▼▼▼

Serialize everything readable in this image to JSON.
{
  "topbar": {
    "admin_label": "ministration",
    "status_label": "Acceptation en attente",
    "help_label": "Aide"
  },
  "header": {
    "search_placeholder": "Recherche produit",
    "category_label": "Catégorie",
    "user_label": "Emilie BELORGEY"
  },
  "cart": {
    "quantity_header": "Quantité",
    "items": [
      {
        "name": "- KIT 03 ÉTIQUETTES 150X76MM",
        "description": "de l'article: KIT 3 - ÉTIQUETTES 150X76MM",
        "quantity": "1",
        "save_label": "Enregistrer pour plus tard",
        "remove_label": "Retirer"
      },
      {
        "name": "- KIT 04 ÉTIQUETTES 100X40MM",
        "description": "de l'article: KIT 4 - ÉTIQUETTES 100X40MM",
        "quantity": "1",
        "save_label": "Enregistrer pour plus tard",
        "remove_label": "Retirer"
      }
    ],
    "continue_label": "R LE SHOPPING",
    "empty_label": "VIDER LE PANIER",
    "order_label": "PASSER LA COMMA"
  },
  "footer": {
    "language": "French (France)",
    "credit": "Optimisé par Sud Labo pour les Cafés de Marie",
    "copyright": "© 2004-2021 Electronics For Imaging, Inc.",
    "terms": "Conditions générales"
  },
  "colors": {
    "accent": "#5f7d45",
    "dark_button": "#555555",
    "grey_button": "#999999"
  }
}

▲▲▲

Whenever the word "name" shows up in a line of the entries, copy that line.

        "name": "- KIT 03 ÉTIQUETTES 150X76MM",
        "name": "- KIT 04 ÉTIQUETTES 100X40MM",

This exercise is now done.